**WORK ITEM**
Wherever pictures occur in the entries below, leave them out and retype the rest exactly.

#### EXTRACTED MATERIAL ####

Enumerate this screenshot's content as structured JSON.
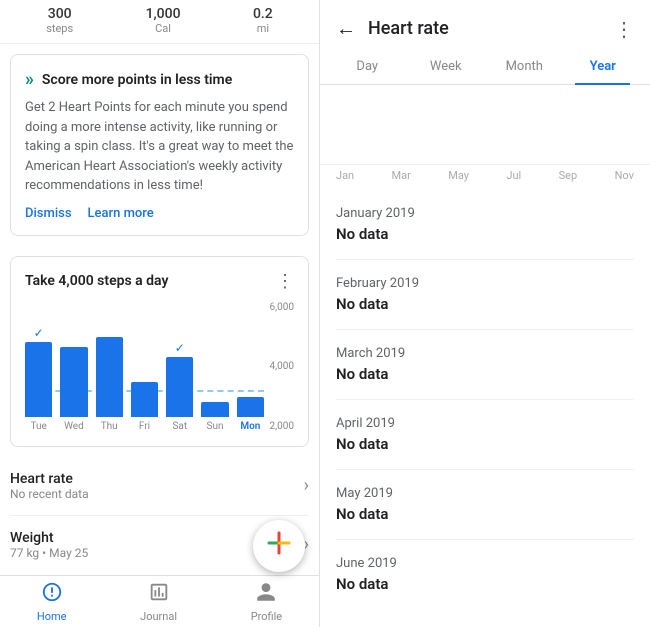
{
  "left": {
    "stats": [
      {
        "value": "300",
        "label": "steps"
      },
      {
        "value": "1,000",
        "label": "Cal"
      },
      {
        "value": "0.2",
        "label": "mi"
      }
    ],
    "score_card": {
      "title": "Score more points in less time",
      "body": "Get 2 Heart Points for each minute you spend doing a more intense activity, like running or taking a spin class. It's a great way to meet the American Heart Association's weekly activity recommendations in less time!",
      "dismiss_label": "Dismiss",
      "learn_label": "Learn more"
    },
    "steps_section": {
      "title": "Take 4,000 steps a day",
      "goal_line": 4000,
      "y_labels": [
        "6,000",
        "4,000",
        "2,000"
      ],
      "bars": [
        {
          "label": "Tue",
          "height": 75,
          "checked": true,
          "active": false
        },
        {
          "label": "Wed",
          "height": 70,
          "checked": false,
          "active": false
        },
        {
          "label": "Thu",
          "height": 80,
          "checked": false,
          "active": false
        },
        {
          "label": "Fri",
          "height": 35,
          "checked": false,
          "active": false
        },
        {
          "label": "Sat",
          "height": 60,
          "checked": true,
          "active": false
        },
        {
          "label": "Sun",
          "height": 15,
          "checked": false,
          "active": false
        },
        {
          "label": "Mon",
          "height": 20,
          "checked": false,
          "active": true
        }
      ]
    },
    "list_items": [
      {
        "title": "Heart rate",
        "sub": "No recent data"
      },
      {
        "title": "Weight",
        "sub": "77 kg • May 25"
      }
    ],
    "fab_label": "+",
    "nav": [
      {
        "label": "Home",
        "icon": "⊙",
        "active": true
      },
      {
        "label": "Journal",
        "icon": "▦",
        "active": false
      },
      {
        "label": "Profile",
        "icon": "⚬",
        "active": false
      }
    ]
  },
  "right": {
    "header": {
      "title": "Heart rate",
      "back_icon": "←",
      "more_icon": "⋮"
    },
    "tabs": [
      {
        "label": "Day",
        "active": false
      },
      {
        "label": "Week",
        "active": false
      },
      {
        "label": "Month",
        "active": false
      },
      {
        "label": "Year",
        "active": true
      }
    ],
    "month_labels": [
      "Jan",
      "Mar",
      "May",
      "Jul",
      "Sep",
      "Nov"
    ],
    "months": [
      {
        "name": "January 2019",
        "value": "No data"
      },
      {
        "name": "February 2019",
        "value": "No data"
      },
      {
        "name": "March 2019",
        "value": "No data"
      },
      {
        "name": "April 2019",
        "value": "No data"
      },
      {
        "name": "May 2019",
        "value": "No data"
      },
      {
        "name": "June 2019",
        "value": "No data"
      }
    ]
  }
}
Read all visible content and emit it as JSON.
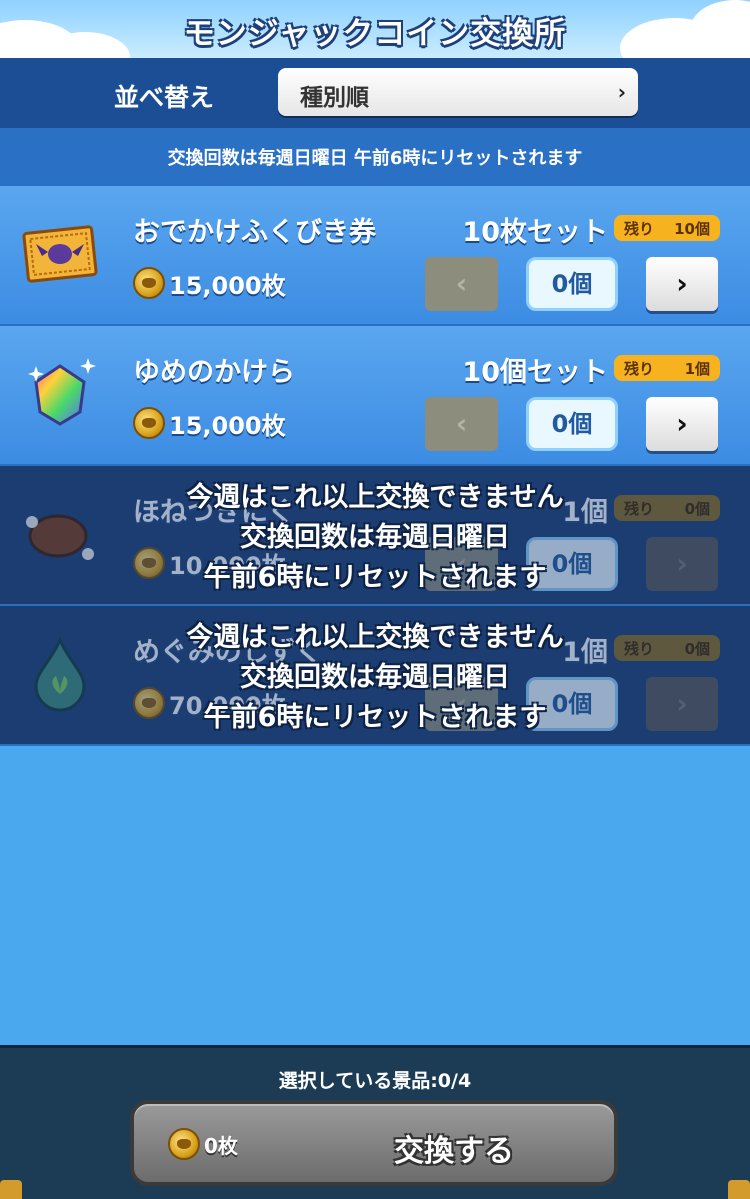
{
  "header": {
    "title": "モンジャックコイン交換所"
  },
  "sort": {
    "label": "並べ替え",
    "value": "種別順",
    "chevron": "›"
  },
  "info": {
    "reset_text": "交換回数は毎週日曜日 午前6時にリセットされます"
  },
  "items": [
    {
      "name": "おでかけふくびき券",
      "set": "10枚セット",
      "remain_label": "残り",
      "remain_value": "10個",
      "cost": "15,000枚",
      "quantity": "0個",
      "prev": "‹",
      "next": "›",
      "icon": "ticket-icon",
      "disabled": false
    },
    {
      "name": "ゆめのかけら",
      "set": "10個セット",
      "remain_label": "残り",
      "remain_value": "1個",
      "cost": "15,000枚",
      "quantity": "0個",
      "prev": "‹",
      "next": "›",
      "icon": "rainbow-gem-icon",
      "disabled": false
    },
    {
      "name": "ほねつきにく",
      "set": "1個",
      "remain_label": "残り",
      "remain_value": "0個",
      "cost": "10,000枚",
      "quantity": "0個",
      "prev": "‹",
      "next": "›",
      "icon": "meat-icon",
      "disabled": true,
      "overlay": [
        "今週はこれ以上交換できません",
        "交換回数は毎週日曜日",
        "午前6時にリセットされます"
      ]
    },
    {
      "name": "めぐみのしずく",
      "set": "1個",
      "remain_label": "残り",
      "remain_value": "0個",
      "cost": "70,000枚",
      "quantity": "0個",
      "prev": "‹",
      "next": "›",
      "icon": "drop-icon",
      "disabled": true,
      "overlay": [
        "今週はこれ以上交換できません",
        "交換回数は毎週日曜日",
        "午前6時にリセットされます"
      ]
    }
  ],
  "footer": {
    "selected": "選択している景品:0/4",
    "coin_total": "0枚",
    "exchange_label": "交換する"
  },
  "colors": {
    "background": "#4aa8ee",
    "header_bar": "#1b4e94",
    "remain_badge": "#f6b21f",
    "footer": "#1c3b55"
  }
}
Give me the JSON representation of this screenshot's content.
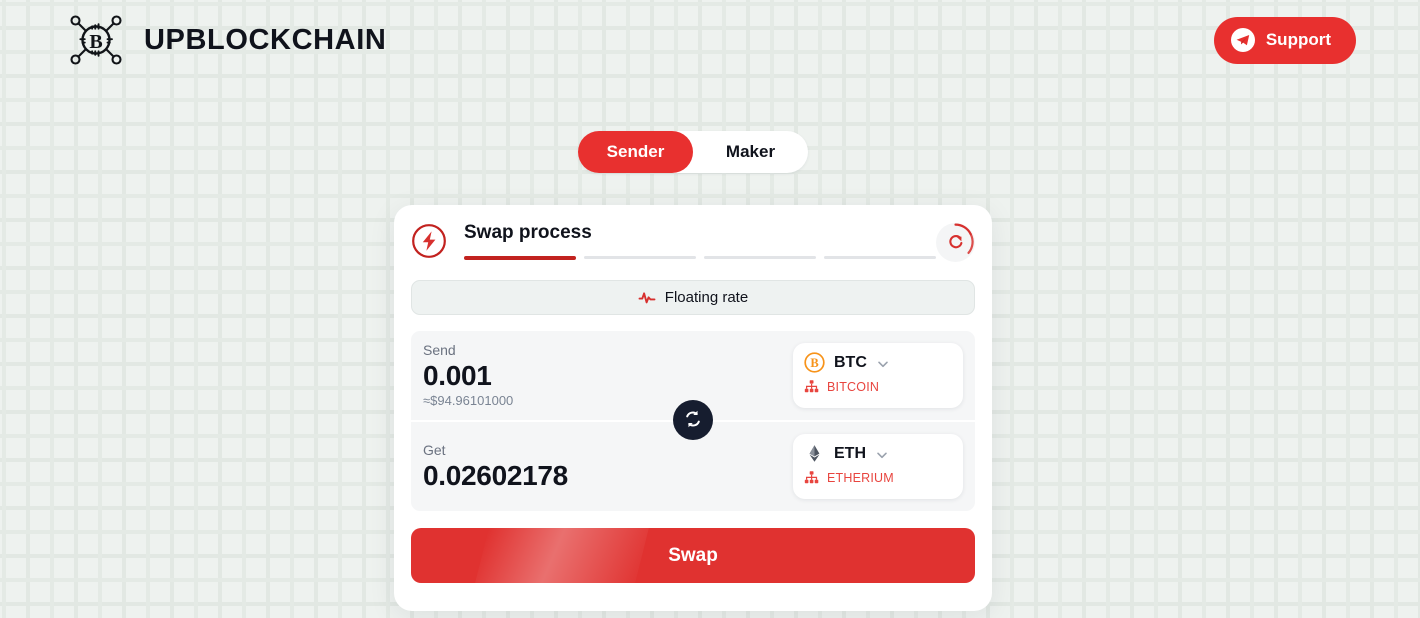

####

**ANSWER**
Enumerate this screenshot's content as structured JSON.
{
  "left": {
    "stats": [
      {
        "value": "300",
        "label": "steps"
      },
      {
        "value": "1,000",
        "label": "Cal"
      },
      {
        "value": "0.2",
        "label": "mi"
      }
    ],
    "score_card": {
      "title": "Score more points in less time",
      "body": "Get 2 Heart Points for each minute you spend doing a more intense activity, like running or taking a spin class. It's a great way to meet the American Heart Association's weekly activity recommendations in less time!",
      "dismiss_label": "Dismiss",
      "learn_label": "Learn more"
    },
    "steps_section": {
      "title": "Take 4,000 steps a day",
      "goal_line": 4000,
      "y_labels": [
        "6,000",
        "4,000",
        "2,000"
      ],
      "bars": [
        {
          "label": "Tue",
          "height": 75,
          "checked": true,
          "active": false
        },
        {
          "label": "Wed",
          "height": 70,
          "checked": false,
          "active": false
        },
        {
          "label": "Thu",
          "height": 80,
          "checked": false,
          "active": false
        },
        {
          "label": "Fri",
          "height": 35,
          "checked": false,
          "active": false
        },
        {
          "label": "Sat",
          "height": 60,
          "checked": true,
          "active": false
        },
        {
          "label": "Sun",
          "height": 15,
          "checked": false,
          "active": false
        },
        {
          "label": "Mon",
          "height": 20,
          "checked": false,
          "active": true
        }
      ]
    },
    "list_items": [
      {
        "title": "Heart rate",
        "sub": "No recent data"
      },
      {
        "title": "Weight",
        "sub": "77 kg • May 25"
      }
    ],
    "fab_label": "+",
    "nav": [
      {
        "label": "Home",
        "icon": "⊙",
        "active": true
      },
      {
        "label": "Journal",
        "icon": "▦",
        "active": false
      },
      {
        "label": "Profile",
        "icon": "⚬",
        "active": false
      }
    ]
  },
  "right": {
    "header": {
      "title": "Heart rate",
      "back_icon": "←",
      "more_icon": "⋮"
    },
    "tabs": [
      {
        "label": "Day",
        "active": false
      },
      {
        "label": "Week",
        "active": false
      },
      {
        "label": "Month",
        "active": false
      },
      {
        "label": "Year",
        "active": true
      }
    ],
    "month_labels": [
      "Jan",
      "Mar",
      "May",
      "Jul",
      "Sep",
      "Nov"
    ],
    "months": [
      {
        "name": "January 2019",
        "value": "No data"
      },
      {
        "name": "February 2019",
        "value": "No data"
      },
      {
        "name": "March 2019",
        "value": "No data"
      },
      {
        "name": "April 2019",
        "value": "No data"
      },
      {
        "name": "May 2019",
        "value": "No data"
      },
      {
        "name": "June 2019",
        "value": "No data"
      }
    ]
  }
}
Read all visible content and emit it as JSON.
{
  "header": {
    "title": "モンジャックコイン交換所"
  },
  "sort": {
    "label": "並べ替え",
    "value": "種別順",
    "chevron": "›"
  },
  "info": {
    "reset_text": "交換回数は毎週日曜日 午前6時にリセットされます"
  },
  "items": [
    {
      "name": "おでかけふくびき券",
      "set": "10枚セット",
      "remain_label": "残り",
      "remain_value": "10個",
      "cost": "15,000枚",
      "quantity": "0個",
      "prev": "‹",
      "next": "›",
      "icon": "ticket-icon",
      "disabled": false
    },
    {
      "name": "ゆめのかけら",
      "set": "10個セット",
      "remain_label": "残り",
      "remain_value": "1個",
      "cost": "15,000枚",
      "quantity": "0個",
      "prev": "‹",
      "next": "›",
      "icon": "rainbow-gem-icon",
      "disabled": false
    },
    {
      "name": "ほねつきにく",
      "set": "1個",
      "remain_label": "残り",
      "remain_value": "0個",
      "cost": "10,000枚",
      "quantity": "0個",
      "prev": "‹",
      "next": "›",
      "icon": "meat-icon",
      "disabled": true,
      "overlay": [
        "今週はこれ以上交換できません",
        "交換回数は毎週日曜日",
        "午前6時にリセットされます"
      ]
    },
    {
      "name": "めぐみのしずく",
      "set": "1個",
      "remain_label": "残り",
      "remain_value": "0個",
      "cost": "70,000枚",
      "quantity": "0個",
      "prev": "‹",
      "next": "›",
      "icon": "drop-icon",
      "disabled": true,
      "overlay": [
        "今週はこれ以上交換できません",
        "交換回数は毎週日曜日",
        "午前6時にリセットされます"
      ]
    }
  ],
  "footer": {
    "selected": "選択している景品:0/4",
    "coin_total": "0枚",
    "exchange_label": "交換する"
  },
  "colors": {
    "background": "#4aa8ee",
    "header_bar": "#1b4e94",
    "remain_badge": "#f6b21f",
    "footer": "#1c3b55"
  }
}
Give me the JSON representation of this screenshot's content.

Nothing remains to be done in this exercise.